Start of Information provided

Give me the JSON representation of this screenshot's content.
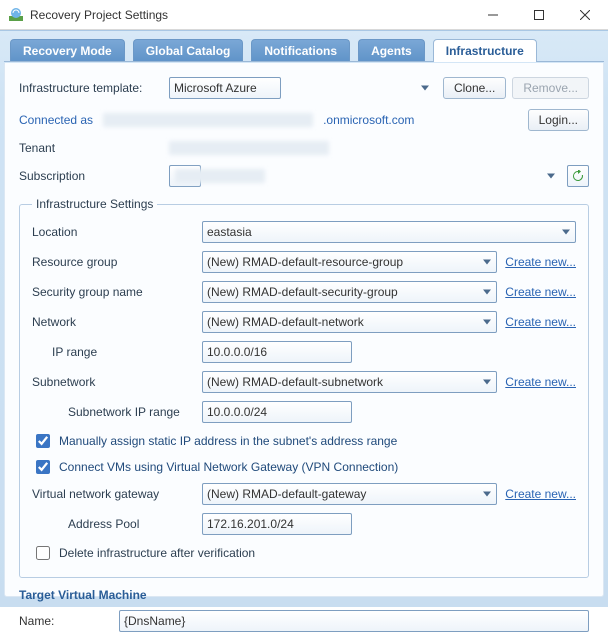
{
  "window": {
    "title": "Recovery Project Settings"
  },
  "tabs": {
    "recovery_mode": "Recovery Mode",
    "global_catalog": "Global Catalog",
    "notifications": "Notifications",
    "agents": "Agents",
    "infrastructure": "Infrastructure"
  },
  "template": {
    "label": "Infrastructure template:",
    "value": "Microsoft Azure",
    "clone": "Clone...",
    "remove": "Remove..."
  },
  "connection": {
    "label": "Connected as",
    "domain_suffix": ".onmicrosoft.com",
    "login": "Login..."
  },
  "tenant": {
    "label": "Tenant"
  },
  "subscription": {
    "label": "Subscription"
  },
  "settings": {
    "legend": "Infrastructure Settings",
    "location": {
      "label": "Location",
      "value": "eastasia"
    },
    "resource_group": {
      "label": "Resource group",
      "value": "(New) RMAD-default-resource-group",
      "create": "Create new..."
    },
    "security_group": {
      "label": "Security group name",
      "value": "(New) RMAD-default-security-group",
      "create": "Create new..."
    },
    "network": {
      "label": "Network",
      "value": "(New) RMAD-default-network",
      "create": "Create new..."
    },
    "ip_range": {
      "label": "IP range",
      "value": "10.0.0.0/16"
    },
    "subnetwork": {
      "label": "Subnetwork",
      "value": "(New) RMAD-default-subnetwork",
      "create": "Create new..."
    },
    "sub_ip_range": {
      "label": "Subnetwork IP range",
      "value": "10.0.0.0/24"
    },
    "chk_static": "Manually assign static IP address in the subnet's address range",
    "chk_vpn": "Connect VMs using Virtual Network Gateway (VPN Connection)",
    "vnet_gateway": {
      "label": "Virtual network gateway",
      "value": "(New) RMAD-default-gateway",
      "create": "Create new..."
    },
    "address_pool": {
      "label": "Address Pool",
      "value": "172.16.201.0/24"
    },
    "chk_delete": "Delete infrastructure after verification"
  },
  "target_vm": {
    "heading": "Target Virtual Machine",
    "name_label": "Name:",
    "name_value": "{DnsName}"
  }
}
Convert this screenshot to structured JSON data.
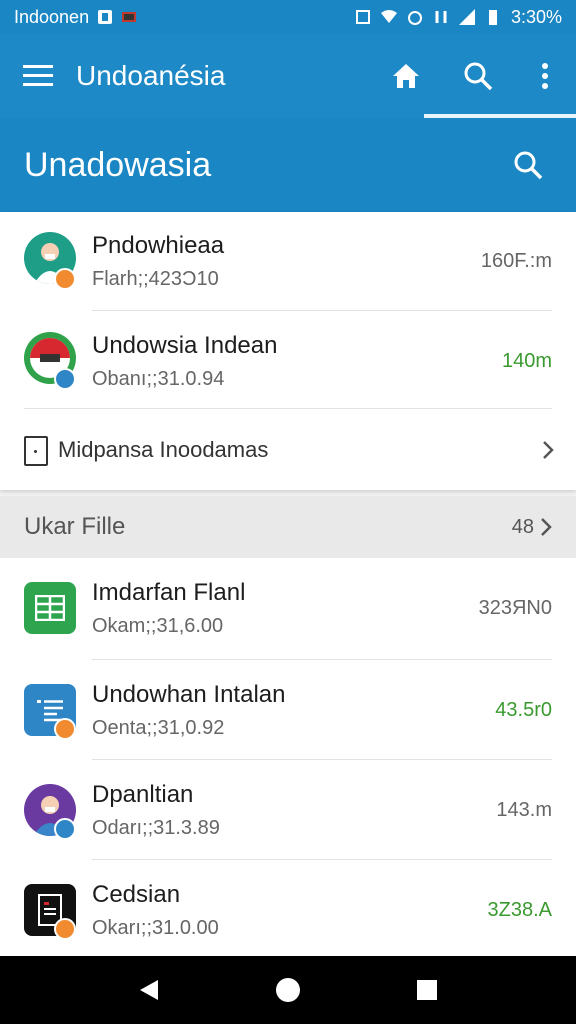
{
  "status_bar": {
    "carrier": "Indoonen",
    "time": "3:30%"
  },
  "app_bar": {
    "title": "Undoanésia",
    "icons": [
      "menu-icon",
      "home-icon",
      "search-icon",
      "more-vert-icon"
    ]
  },
  "search_banner": {
    "title": "Unadowasia",
    "icon": "search-icon"
  },
  "top_items": [
    {
      "name": "Pndowhieaa",
      "sub": "Flarh;;423Ɔ10",
      "meta": "160F.:m",
      "meta_color": "gray"
    },
    {
      "name": "Undowsia Indean",
      "sub": "Obanı;;31.0.94",
      "meta": "140m",
      "meta_color": "green"
    }
  ],
  "link_row": {
    "label": "Midpansa Inoodamas"
  },
  "section": {
    "label": "Ukar Fille",
    "count": "48"
  },
  "files": [
    {
      "name": "Imdarfan Flanl",
      "sub": "Okam;;31,6.00",
      "meta": "323ЯN0",
      "meta_color": "gray",
      "icon": "spreadsheet-icon",
      "icon_color": "#2ea44f"
    },
    {
      "name": "Undowhan Intalan",
      "sub": "Oenta;;31,0.92",
      "meta": "43.5r0",
      "meta_color": "green",
      "icon": "document-icon",
      "icon_color": "#2f86c7"
    },
    {
      "name": "Dpanltian",
      "sub": "Odarı;;31.3.89",
      "meta": "143.m",
      "meta_color": "gray",
      "icon": "person-avatar-icon",
      "icon_color": "#6a3aa0"
    },
    {
      "name": "Cedsian",
      "sub": "Okarı;;31.0.00",
      "meta": "3Z38.A",
      "meta_color": "green",
      "icon": "pdf-icon",
      "icon_color": "#111111"
    }
  ],
  "nav": {
    "icons": [
      "back-icon",
      "home-circle-icon",
      "recents-icon"
    ]
  },
  "colors": {
    "primary": "#1d89c6",
    "accent_orange": "#f28b30",
    "green_text": "#3a9a2f"
  }
}
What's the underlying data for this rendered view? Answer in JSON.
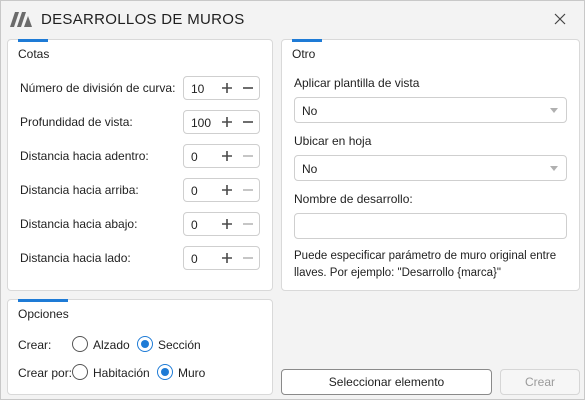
{
  "window": {
    "title": "DESARROLLOS DE MUROS"
  },
  "colors": {
    "accent": "#1e7bd6",
    "icon": "#4a4a4a",
    "icon_disabled": "#b8b8b8"
  },
  "cotas": {
    "title": "Cotas",
    "rows": [
      {
        "label": "Número de división de curva:",
        "value": "10",
        "minus_enabled": true
      },
      {
        "label": "Profundidad de vista:",
        "value": "100",
        "minus_enabled": true
      },
      {
        "label": "Distancia hacia adentro:",
        "value": "0",
        "minus_enabled": false
      },
      {
        "label": "Distancia hacia arriba:",
        "value": "0",
        "minus_enabled": false
      },
      {
        "label": "Distancia hacia abajo:",
        "value": "0",
        "minus_enabled": false
      },
      {
        "label": "Distancia hacia lado:",
        "value": "0",
        "minus_enabled": false
      }
    ]
  },
  "otro": {
    "title": "Otro",
    "plantilla_label": "Aplicar plantilla de vista",
    "plantilla_value": "No",
    "hoja_label": "Ubicar en hoja",
    "hoja_value": "No",
    "nombre_label": "Nombre de desarrollo:",
    "nombre_value": "",
    "help_text": "Puede especificar parámetro de muro original entre llaves. Por ejemplo: \"Desarrollo {marca}\""
  },
  "opciones": {
    "title": "Opciones",
    "crear_label": "Crear:",
    "crear_options": [
      {
        "label": "Alzado",
        "checked": false
      },
      {
        "label": "Sección",
        "checked": true
      }
    ],
    "crear_por_label": "Crear por:",
    "crear_por_options": [
      {
        "label": "Habitación",
        "checked": false
      },
      {
        "label": "Muro",
        "checked": true
      }
    ]
  },
  "buttons": {
    "select": "Seleccionar elemento",
    "create": "Crear"
  }
}
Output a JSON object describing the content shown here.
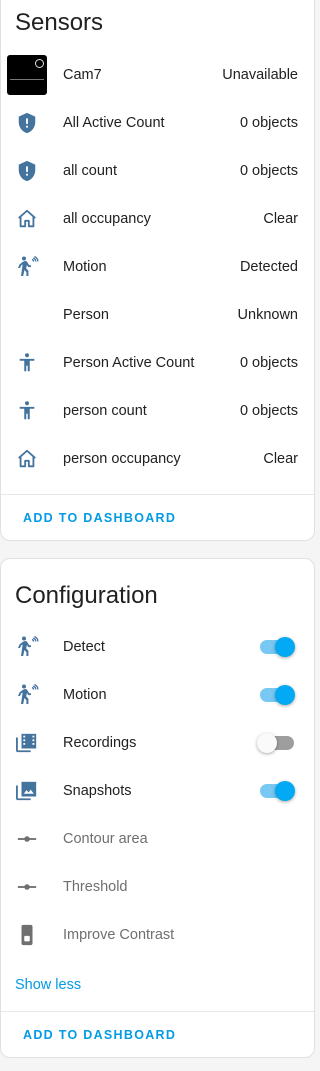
{
  "colors": {
    "icon": "#44739e",
    "accent": "#039be5",
    "toggle_on": "#03a9f4"
  },
  "sensors": {
    "title": "Sensors",
    "rows": [
      {
        "label": "Cam7",
        "value": "Unavailable",
        "icon": "camera-thumbnail"
      },
      {
        "label": "All Active Count",
        "value": "0 objects",
        "icon": "shield-alert-icon"
      },
      {
        "label": "all count",
        "value": "0 objects",
        "icon": "shield-alert-icon"
      },
      {
        "label": "all occupancy",
        "value": "Clear",
        "icon": "home-outline-icon"
      },
      {
        "label": "Motion",
        "value": "Detected",
        "icon": "motion-sensor-icon"
      },
      {
        "label": "Person",
        "value": "Unknown",
        "icon": ""
      },
      {
        "label": "Person Active Count",
        "value": "0 objects",
        "icon": "human-icon"
      },
      {
        "label": "person count",
        "value": "0 objects",
        "icon": "human-icon"
      },
      {
        "label": "person occupancy",
        "value": "Clear",
        "icon": "home-outline-icon"
      }
    ],
    "action": "ADD TO DASHBOARD"
  },
  "configuration": {
    "title": "Configuration",
    "rows": [
      {
        "label": "Detect",
        "state": "on",
        "icon": "motion-sensor-icon"
      },
      {
        "label": "Motion",
        "state": "on",
        "icon": "motion-sensor-icon"
      },
      {
        "label": "Recordings",
        "state": "off",
        "icon": "filmstrip-box-icon"
      },
      {
        "label": "Snapshots",
        "state": "on",
        "icon": "image-multiple-icon"
      },
      {
        "label": "Contour area",
        "icon": "slider-icon"
      },
      {
        "label": "Threshold",
        "icon": "slider-icon"
      },
      {
        "label": "Improve Contrast",
        "icon": "switch-rectangle-icon"
      }
    ],
    "show_less": "Show less",
    "action": "ADD TO DASHBOARD"
  }
}
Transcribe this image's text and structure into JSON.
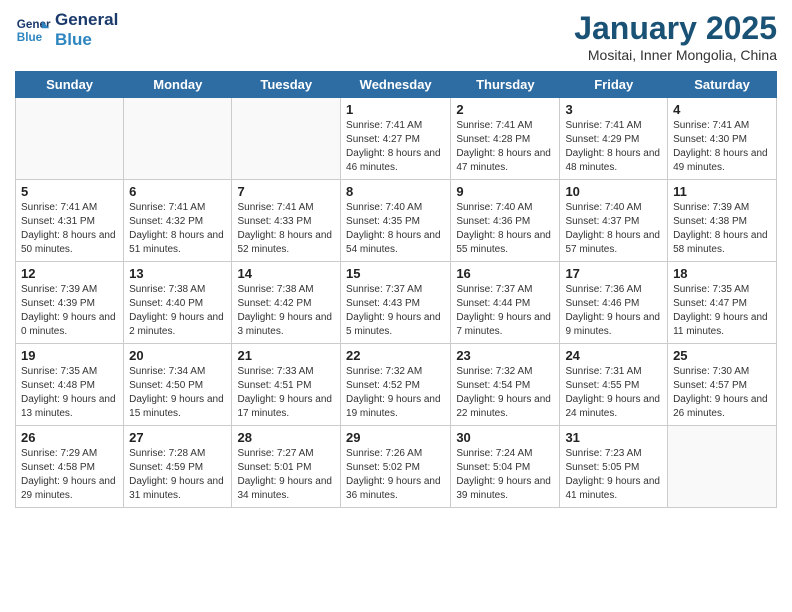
{
  "header": {
    "logo_line1": "General",
    "logo_line2": "Blue",
    "title": "January 2025",
    "subtitle": "Mositai, Inner Mongolia, China"
  },
  "days_of_week": [
    "Sunday",
    "Monday",
    "Tuesday",
    "Wednesday",
    "Thursday",
    "Friday",
    "Saturday"
  ],
  "weeks": [
    [
      {
        "day": "",
        "detail": ""
      },
      {
        "day": "",
        "detail": ""
      },
      {
        "day": "",
        "detail": ""
      },
      {
        "day": "1",
        "detail": "Sunrise: 7:41 AM\nSunset: 4:27 PM\nDaylight: 8 hours and 46 minutes."
      },
      {
        "day": "2",
        "detail": "Sunrise: 7:41 AM\nSunset: 4:28 PM\nDaylight: 8 hours and 47 minutes."
      },
      {
        "day": "3",
        "detail": "Sunrise: 7:41 AM\nSunset: 4:29 PM\nDaylight: 8 hours and 48 minutes."
      },
      {
        "day": "4",
        "detail": "Sunrise: 7:41 AM\nSunset: 4:30 PM\nDaylight: 8 hours and 49 minutes."
      }
    ],
    [
      {
        "day": "5",
        "detail": "Sunrise: 7:41 AM\nSunset: 4:31 PM\nDaylight: 8 hours and 50 minutes."
      },
      {
        "day": "6",
        "detail": "Sunrise: 7:41 AM\nSunset: 4:32 PM\nDaylight: 8 hours and 51 minutes."
      },
      {
        "day": "7",
        "detail": "Sunrise: 7:41 AM\nSunset: 4:33 PM\nDaylight: 8 hours and 52 minutes."
      },
      {
        "day": "8",
        "detail": "Sunrise: 7:40 AM\nSunset: 4:35 PM\nDaylight: 8 hours and 54 minutes."
      },
      {
        "day": "9",
        "detail": "Sunrise: 7:40 AM\nSunset: 4:36 PM\nDaylight: 8 hours and 55 minutes."
      },
      {
        "day": "10",
        "detail": "Sunrise: 7:40 AM\nSunset: 4:37 PM\nDaylight: 8 hours and 57 minutes."
      },
      {
        "day": "11",
        "detail": "Sunrise: 7:39 AM\nSunset: 4:38 PM\nDaylight: 8 hours and 58 minutes."
      }
    ],
    [
      {
        "day": "12",
        "detail": "Sunrise: 7:39 AM\nSunset: 4:39 PM\nDaylight: 9 hours and 0 minutes."
      },
      {
        "day": "13",
        "detail": "Sunrise: 7:38 AM\nSunset: 4:40 PM\nDaylight: 9 hours and 2 minutes."
      },
      {
        "day": "14",
        "detail": "Sunrise: 7:38 AM\nSunset: 4:42 PM\nDaylight: 9 hours and 3 minutes."
      },
      {
        "day": "15",
        "detail": "Sunrise: 7:37 AM\nSunset: 4:43 PM\nDaylight: 9 hours and 5 minutes."
      },
      {
        "day": "16",
        "detail": "Sunrise: 7:37 AM\nSunset: 4:44 PM\nDaylight: 9 hours and 7 minutes."
      },
      {
        "day": "17",
        "detail": "Sunrise: 7:36 AM\nSunset: 4:46 PM\nDaylight: 9 hours and 9 minutes."
      },
      {
        "day": "18",
        "detail": "Sunrise: 7:35 AM\nSunset: 4:47 PM\nDaylight: 9 hours and 11 minutes."
      }
    ],
    [
      {
        "day": "19",
        "detail": "Sunrise: 7:35 AM\nSunset: 4:48 PM\nDaylight: 9 hours and 13 minutes."
      },
      {
        "day": "20",
        "detail": "Sunrise: 7:34 AM\nSunset: 4:50 PM\nDaylight: 9 hours and 15 minutes."
      },
      {
        "day": "21",
        "detail": "Sunrise: 7:33 AM\nSunset: 4:51 PM\nDaylight: 9 hours and 17 minutes."
      },
      {
        "day": "22",
        "detail": "Sunrise: 7:32 AM\nSunset: 4:52 PM\nDaylight: 9 hours and 19 minutes."
      },
      {
        "day": "23",
        "detail": "Sunrise: 7:32 AM\nSunset: 4:54 PM\nDaylight: 9 hours and 22 minutes."
      },
      {
        "day": "24",
        "detail": "Sunrise: 7:31 AM\nSunset: 4:55 PM\nDaylight: 9 hours and 24 minutes."
      },
      {
        "day": "25",
        "detail": "Sunrise: 7:30 AM\nSunset: 4:57 PM\nDaylight: 9 hours and 26 minutes."
      }
    ],
    [
      {
        "day": "26",
        "detail": "Sunrise: 7:29 AM\nSunset: 4:58 PM\nDaylight: 9 hours and 29 minutes."
      },
      {
        "day": "27",
        "detail": "Sunrise: 7:28 AM\nSunset: 4:59 PM\nDaylight: 9 hours and 31 minutes."
      },
      {
        "day": "28",
        "detail": "Sunrise: 7:27 AM\nSunset: 5:01 PM\nDaylight: 9 hours and 34 minutes."
      },
      {
        "day": "29",
        "detail": "Sunrise: 7:26 AM\nSunset: 5:02 PM\nDaylight: 9 hours and 36 minutes."
      },
      {
        "day": "30",
        "detail": "Sunrise: 7:24 AM\nSunset: 5:04 PM\nDaylight: 9 hours and 39 minutes."
      },
      {
        "day": "31",
        "detail": "Sunrise: 7:23 AM\nSunset: 5:05 PM\nDaylight: 9 hours and 41 minutes."
      },
      {
        "day": "",
        "detail": ""
      }
    ]
  ]
}
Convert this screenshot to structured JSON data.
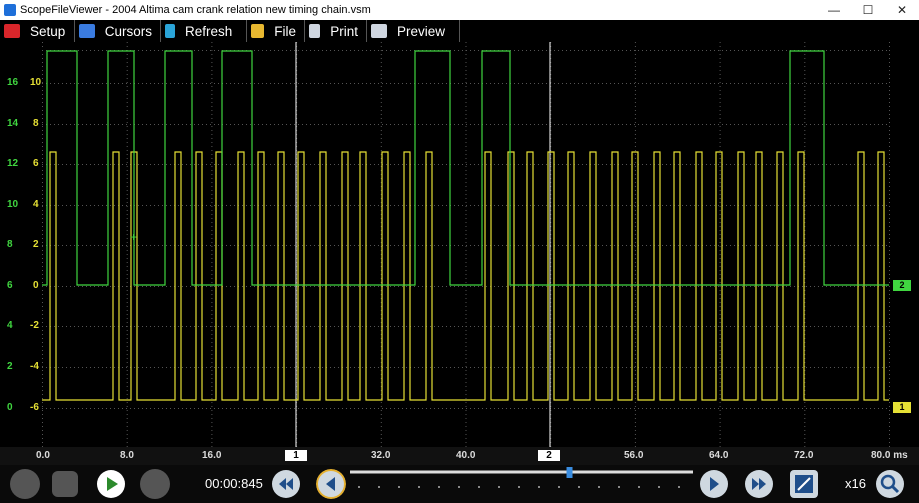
{
  "window": {
    "title": "ScopeFileViewer - 2004 Altima cam crank relation new timing chain.vsm",
    "minimize": "—",
    "maximize": "☐",
    "close": "✕"
  },
  "menu": [
    {
      "label": "Setup",
      "icon": "setup-icon",
      "color": "#d9262b"
    },
    {
      "label": "Cursors",
      "icon": "cursors-icon",
      "color": "#3a7be0"
    },
    {
      "label": "Refresh",
      "icon": "refresh-icon",
      "color": "#2aa4d8"
    },
    {
      "label": "File",
      "icon": "folder-icon",
      "color": "#e8b830"
    },
    {
      "label": "Print",
      "icon": "printer-icon",
      "color": "#cfd6e0"
    },
    {
      "label": "Preview",
      "icon": "print-preview-icon",
      "color": "#cfd6e0"
    }
  ],
  "scale": {
    "green": [
      "16",
      "14",
      "12",
      "10",
      "8",
      "6",
      "4",
      "2",
      "0"
    ],
    "yellow": [
      "10",
      "8",
      "6",
      "4",
      "2",
      "0",
      "-2",
      "-4",
      "-6"
    ],
    "green_color": "#40d640",
    "yellow_color": "#e5e035"
  },
  "channels": {
    "ch1": "1",
    "ch2": "2"
  },
  "time_axis": {
    "labels": [
      "0.0",
      "8.0",
      "16.0",
      "32.0",
      "40.0",
      "56.0",
      "64.0",
      "72.0",
      "80.0 ms"
    ],
    "cursor1": "1",
    "cursor2": "2"
  },
  "controls": {
    "timecode": "00:00:845",
    "zoom": "x16",
    "position_fraction": 0.64
  }
}
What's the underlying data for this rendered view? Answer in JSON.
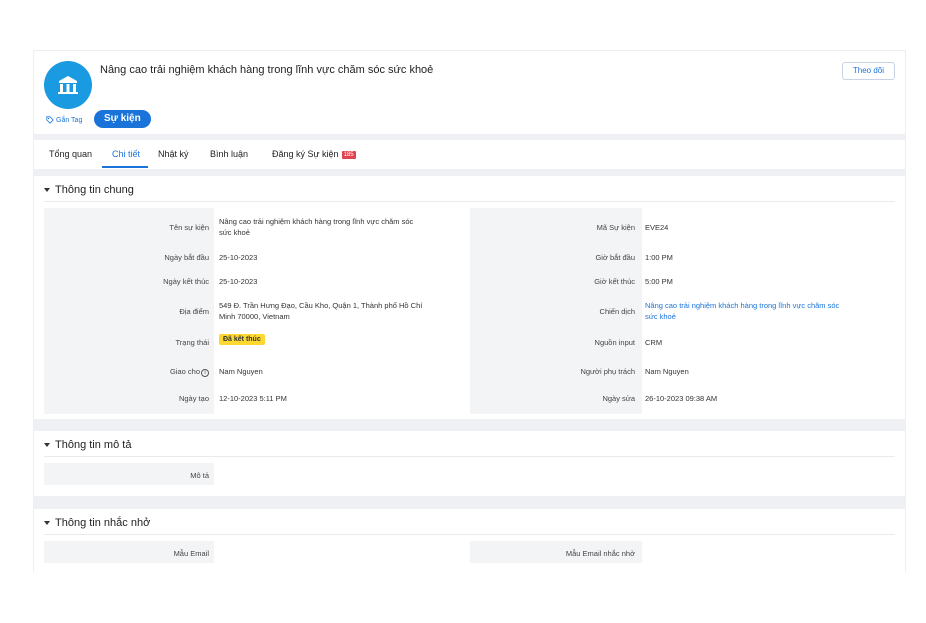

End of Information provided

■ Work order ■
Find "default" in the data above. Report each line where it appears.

■ Exercise output ■
      "value": "(New) RMAD-default-resource-group",
      "value": "(New) RMAD-default-security-group",
      "value": "(New) RMAD-default-network",
      "value": "(New) RMAD-default-subnetwork",
      "value": "(New) RMAD-default-gateway",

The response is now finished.